  17. 14 CFR 23.481 - Tail down landing conditions.

    Code of Federal Regulations, 2012 CFR

    2012-01-01

    ... and tail wheels contact the ground simultaneously. (2) For airplanes with nose wheels, a stalling.... (b) For airplanes with either tail or nose wheels, ground reactions are assumed to be vertical, with... Ground Loads § 23.481 Tail down landing conditions. (a) For a tail down landing, the airplane is...

  18. 14 CFR 23.481 - Tail down landing conditions.

    Code of Federal Regulations, 2014 CFR

    2014-01-01

    ... and tail wheels contact the ground simultaneously. (2) For airplanes with nose wheels, a stalling.... (b) For airplanes with either tail or nose wheels, ground reactions are assumed to be vertical, with... Ground Loads § 23.481 Tail down landing conditions. (a) For a tail down landing, the airplane is...

  19. 14 CFR 23.481 - Tail down landing conditions.

    Code of Federal Regulations, 2013 CFR

    2013-01-01

    ... and tail wheels contact the ground simultaneously. (2) For airplanes with nose wheels, a stalling.... (b) For airplanes with either tail or nose wheels, ground reactions are assumed to be vertical, with... Ground Loads § 23.481 Tail down landing conditions. (a) For a tail down landing, the airplane is...

  20. Low-speed wind tunnel investigation of the static stability and control characteristics of an advanced turboprop configuration with the propellers placed over the tail. M.S. Thesis

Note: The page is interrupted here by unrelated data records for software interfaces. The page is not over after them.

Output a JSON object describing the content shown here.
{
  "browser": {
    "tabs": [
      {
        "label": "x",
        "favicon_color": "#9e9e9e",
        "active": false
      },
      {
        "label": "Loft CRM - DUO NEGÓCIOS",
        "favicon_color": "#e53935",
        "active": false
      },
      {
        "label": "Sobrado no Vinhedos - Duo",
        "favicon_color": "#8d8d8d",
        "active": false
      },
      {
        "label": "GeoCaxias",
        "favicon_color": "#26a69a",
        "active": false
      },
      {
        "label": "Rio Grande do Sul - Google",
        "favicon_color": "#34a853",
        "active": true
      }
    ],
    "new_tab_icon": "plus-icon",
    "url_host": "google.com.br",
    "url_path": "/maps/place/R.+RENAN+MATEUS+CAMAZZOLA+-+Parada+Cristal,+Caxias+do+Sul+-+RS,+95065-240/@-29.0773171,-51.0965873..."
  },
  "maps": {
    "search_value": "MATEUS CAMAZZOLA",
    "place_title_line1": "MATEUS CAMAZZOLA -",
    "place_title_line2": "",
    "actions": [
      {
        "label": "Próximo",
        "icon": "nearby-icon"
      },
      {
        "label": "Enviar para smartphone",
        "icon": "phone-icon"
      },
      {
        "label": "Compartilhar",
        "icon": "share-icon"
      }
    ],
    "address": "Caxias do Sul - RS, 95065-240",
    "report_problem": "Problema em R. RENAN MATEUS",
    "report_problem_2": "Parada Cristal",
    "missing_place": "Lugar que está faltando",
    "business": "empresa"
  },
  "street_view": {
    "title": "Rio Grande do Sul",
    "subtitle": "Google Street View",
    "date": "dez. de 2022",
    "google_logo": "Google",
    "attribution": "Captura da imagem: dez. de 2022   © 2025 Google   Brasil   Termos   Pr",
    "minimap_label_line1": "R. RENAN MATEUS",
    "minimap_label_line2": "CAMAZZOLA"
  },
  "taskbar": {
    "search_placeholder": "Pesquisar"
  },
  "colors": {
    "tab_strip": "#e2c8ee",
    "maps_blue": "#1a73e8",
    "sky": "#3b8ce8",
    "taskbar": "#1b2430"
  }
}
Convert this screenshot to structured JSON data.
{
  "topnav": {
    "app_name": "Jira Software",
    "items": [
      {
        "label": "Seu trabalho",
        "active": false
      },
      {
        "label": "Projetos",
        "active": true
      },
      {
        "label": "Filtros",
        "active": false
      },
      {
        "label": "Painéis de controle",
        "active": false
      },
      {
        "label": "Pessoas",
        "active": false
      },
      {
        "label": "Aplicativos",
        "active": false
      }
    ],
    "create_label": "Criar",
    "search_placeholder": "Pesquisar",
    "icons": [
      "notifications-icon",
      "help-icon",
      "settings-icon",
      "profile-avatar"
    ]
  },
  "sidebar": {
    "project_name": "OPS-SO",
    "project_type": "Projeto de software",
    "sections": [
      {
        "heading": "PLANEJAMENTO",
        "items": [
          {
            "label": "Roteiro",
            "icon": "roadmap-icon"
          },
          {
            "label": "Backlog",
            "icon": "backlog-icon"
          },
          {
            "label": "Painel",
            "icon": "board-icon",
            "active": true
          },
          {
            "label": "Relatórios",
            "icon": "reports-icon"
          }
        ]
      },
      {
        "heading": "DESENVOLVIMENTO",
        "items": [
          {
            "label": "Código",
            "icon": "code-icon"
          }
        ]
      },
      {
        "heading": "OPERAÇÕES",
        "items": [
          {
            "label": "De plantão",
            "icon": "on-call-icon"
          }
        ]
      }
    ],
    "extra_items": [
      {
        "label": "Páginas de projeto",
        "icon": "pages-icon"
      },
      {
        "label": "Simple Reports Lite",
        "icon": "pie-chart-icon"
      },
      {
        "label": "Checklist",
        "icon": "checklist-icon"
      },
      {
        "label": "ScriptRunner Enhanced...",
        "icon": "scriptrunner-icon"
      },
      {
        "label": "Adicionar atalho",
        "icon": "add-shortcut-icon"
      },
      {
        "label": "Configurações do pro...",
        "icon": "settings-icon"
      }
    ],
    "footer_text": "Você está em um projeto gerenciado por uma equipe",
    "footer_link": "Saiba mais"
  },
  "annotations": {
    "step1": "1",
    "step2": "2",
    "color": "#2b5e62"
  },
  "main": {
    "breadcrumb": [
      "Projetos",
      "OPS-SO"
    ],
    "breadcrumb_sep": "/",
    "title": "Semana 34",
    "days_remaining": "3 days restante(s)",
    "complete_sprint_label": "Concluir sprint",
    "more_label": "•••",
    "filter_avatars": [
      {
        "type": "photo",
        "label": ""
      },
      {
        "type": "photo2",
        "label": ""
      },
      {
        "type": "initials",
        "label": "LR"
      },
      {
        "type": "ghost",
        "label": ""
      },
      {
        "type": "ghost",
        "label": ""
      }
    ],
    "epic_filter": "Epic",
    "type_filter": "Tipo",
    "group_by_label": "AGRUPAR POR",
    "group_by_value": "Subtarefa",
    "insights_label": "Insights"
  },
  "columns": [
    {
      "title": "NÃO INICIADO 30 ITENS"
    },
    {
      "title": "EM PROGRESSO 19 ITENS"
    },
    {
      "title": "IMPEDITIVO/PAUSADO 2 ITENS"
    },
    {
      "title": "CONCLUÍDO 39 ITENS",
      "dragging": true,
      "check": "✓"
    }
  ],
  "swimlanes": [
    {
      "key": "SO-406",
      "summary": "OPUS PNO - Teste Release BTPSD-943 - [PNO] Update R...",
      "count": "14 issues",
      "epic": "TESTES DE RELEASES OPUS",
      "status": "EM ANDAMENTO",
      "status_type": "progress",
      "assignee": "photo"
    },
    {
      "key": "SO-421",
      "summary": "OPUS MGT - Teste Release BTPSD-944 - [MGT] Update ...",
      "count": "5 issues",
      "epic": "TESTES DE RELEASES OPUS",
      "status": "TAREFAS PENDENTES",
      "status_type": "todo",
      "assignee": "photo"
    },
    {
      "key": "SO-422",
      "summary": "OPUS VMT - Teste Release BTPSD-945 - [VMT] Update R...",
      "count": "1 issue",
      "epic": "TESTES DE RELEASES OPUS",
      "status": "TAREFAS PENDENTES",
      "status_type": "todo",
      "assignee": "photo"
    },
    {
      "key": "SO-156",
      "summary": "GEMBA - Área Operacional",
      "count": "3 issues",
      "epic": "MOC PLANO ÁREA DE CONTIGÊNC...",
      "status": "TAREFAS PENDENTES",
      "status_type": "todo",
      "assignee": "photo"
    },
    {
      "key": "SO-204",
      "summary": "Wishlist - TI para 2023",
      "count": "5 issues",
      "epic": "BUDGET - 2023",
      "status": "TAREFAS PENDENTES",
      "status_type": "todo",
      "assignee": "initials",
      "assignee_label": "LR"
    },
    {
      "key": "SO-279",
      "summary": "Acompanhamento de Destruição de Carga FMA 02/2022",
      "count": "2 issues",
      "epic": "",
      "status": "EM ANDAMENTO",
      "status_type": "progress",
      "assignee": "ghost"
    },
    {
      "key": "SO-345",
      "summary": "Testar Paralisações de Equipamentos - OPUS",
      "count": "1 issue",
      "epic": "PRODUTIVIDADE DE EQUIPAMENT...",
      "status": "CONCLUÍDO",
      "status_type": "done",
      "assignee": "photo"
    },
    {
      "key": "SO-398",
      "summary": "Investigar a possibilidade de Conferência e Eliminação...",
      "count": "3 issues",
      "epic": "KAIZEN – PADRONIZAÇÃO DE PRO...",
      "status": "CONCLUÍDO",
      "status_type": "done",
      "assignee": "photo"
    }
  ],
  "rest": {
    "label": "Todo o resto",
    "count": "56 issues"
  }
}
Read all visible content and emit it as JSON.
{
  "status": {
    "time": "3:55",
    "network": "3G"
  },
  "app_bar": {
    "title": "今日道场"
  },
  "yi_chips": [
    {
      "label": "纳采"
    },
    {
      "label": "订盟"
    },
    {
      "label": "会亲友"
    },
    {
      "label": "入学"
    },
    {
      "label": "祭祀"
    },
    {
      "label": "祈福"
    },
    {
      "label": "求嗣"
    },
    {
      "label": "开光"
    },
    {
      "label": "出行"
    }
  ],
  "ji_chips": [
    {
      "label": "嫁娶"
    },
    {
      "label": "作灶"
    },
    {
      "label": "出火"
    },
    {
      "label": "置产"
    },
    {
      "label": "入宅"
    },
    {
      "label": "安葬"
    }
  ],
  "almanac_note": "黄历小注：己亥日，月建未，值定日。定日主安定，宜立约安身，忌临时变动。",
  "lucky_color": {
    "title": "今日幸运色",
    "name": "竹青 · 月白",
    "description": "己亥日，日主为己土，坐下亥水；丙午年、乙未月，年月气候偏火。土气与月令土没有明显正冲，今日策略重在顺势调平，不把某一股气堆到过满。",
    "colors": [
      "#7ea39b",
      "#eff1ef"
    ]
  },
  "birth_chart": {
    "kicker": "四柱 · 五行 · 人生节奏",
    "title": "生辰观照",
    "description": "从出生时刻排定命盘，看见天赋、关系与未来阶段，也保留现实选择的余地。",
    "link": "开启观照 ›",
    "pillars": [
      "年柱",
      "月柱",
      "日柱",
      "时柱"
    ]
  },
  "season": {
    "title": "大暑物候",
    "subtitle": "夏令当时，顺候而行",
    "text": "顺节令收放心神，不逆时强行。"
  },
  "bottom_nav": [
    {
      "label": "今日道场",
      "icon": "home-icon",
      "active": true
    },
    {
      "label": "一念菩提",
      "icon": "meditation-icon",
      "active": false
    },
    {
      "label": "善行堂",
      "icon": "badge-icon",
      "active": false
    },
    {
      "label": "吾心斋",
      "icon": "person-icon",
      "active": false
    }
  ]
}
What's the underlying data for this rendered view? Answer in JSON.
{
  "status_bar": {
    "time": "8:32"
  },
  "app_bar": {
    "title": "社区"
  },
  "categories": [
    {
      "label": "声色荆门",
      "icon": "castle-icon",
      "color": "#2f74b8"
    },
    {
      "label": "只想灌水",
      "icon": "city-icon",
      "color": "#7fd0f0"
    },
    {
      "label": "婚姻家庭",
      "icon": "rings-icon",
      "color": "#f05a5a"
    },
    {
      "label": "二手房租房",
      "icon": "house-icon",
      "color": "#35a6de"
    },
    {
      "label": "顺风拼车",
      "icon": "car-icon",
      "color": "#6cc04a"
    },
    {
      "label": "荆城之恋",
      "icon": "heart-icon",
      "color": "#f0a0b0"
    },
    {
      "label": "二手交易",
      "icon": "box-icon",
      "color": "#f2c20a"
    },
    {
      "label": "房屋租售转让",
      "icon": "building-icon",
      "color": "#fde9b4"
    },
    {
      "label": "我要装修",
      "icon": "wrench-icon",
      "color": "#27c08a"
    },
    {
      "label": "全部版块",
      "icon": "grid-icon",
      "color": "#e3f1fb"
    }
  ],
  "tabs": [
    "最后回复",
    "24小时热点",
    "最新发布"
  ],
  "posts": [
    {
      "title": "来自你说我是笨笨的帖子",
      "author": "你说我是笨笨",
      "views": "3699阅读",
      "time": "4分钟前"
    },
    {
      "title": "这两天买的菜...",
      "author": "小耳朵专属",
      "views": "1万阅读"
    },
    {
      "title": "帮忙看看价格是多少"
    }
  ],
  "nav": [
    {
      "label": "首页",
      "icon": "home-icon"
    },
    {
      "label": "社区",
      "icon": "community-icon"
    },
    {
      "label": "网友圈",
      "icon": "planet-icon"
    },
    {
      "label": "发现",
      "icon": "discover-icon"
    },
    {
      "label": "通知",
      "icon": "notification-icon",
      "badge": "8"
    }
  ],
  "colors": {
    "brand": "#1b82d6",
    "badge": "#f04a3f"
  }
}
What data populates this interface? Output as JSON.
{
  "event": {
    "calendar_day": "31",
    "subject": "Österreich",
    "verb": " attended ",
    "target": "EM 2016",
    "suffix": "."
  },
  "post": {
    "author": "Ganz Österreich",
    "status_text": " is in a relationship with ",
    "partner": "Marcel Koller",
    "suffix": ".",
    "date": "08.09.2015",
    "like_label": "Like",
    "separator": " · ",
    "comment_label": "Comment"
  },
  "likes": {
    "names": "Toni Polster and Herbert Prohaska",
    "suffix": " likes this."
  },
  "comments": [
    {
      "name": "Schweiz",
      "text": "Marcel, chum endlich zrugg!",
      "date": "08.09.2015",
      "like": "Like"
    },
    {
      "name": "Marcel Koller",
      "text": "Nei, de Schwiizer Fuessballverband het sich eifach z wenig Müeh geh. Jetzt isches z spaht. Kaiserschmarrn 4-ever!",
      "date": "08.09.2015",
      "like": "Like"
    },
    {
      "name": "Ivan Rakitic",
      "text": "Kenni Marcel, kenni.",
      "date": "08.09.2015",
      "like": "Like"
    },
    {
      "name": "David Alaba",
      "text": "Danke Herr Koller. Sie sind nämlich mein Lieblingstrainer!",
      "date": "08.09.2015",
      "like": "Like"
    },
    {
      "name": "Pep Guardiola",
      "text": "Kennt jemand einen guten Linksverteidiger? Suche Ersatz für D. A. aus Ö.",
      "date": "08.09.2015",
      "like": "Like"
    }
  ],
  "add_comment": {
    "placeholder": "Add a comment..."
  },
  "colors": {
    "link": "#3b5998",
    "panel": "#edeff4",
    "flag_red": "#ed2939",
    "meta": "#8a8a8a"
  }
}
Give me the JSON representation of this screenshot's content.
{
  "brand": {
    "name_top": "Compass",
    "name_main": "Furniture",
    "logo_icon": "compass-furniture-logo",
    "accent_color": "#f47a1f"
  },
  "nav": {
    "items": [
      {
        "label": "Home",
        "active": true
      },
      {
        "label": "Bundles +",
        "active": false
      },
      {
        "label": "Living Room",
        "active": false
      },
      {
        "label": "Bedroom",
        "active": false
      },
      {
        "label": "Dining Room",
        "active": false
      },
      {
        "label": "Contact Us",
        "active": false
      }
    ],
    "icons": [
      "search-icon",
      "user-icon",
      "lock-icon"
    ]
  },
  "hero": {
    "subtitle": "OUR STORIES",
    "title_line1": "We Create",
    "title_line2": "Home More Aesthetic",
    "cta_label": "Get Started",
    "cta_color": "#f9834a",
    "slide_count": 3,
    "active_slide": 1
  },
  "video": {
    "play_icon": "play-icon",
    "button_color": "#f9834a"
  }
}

    NASA Technical Reports Server (NTRS)

    Rhodes, Graham Scott

    1990-01-01

    An exploratory wind tunnel investigation was performed in the 30 x 60 foot wind tunnel to determine the low speed static stability and control characteristics into the deep stall regime of an advanced turboprop aircraft with the propellers located over the horizontal tail. By this arrangement, the horizontal tail could potentially provide acoustic shielding to reduce the high community noise caused by the propeller blades. The current configuration was a generic turboprop model equipped with 1 foot diameter single rotating eight bladed propellers that were designed for efficient cruise operation at a Mach number of 0.8. The data presented is static force data. The effects of power on the configuration characteristics were generally favorable. An arrangement with the propellers rotating with the outboard blades moving down was found to have significantly higher installed thrust than an arrangement with the propellers rotating with the inboard blades moving down. The primary unfavorable effect was a large pitch trim change which occurred with power, but the trim change could be minimized with a proper configuration design.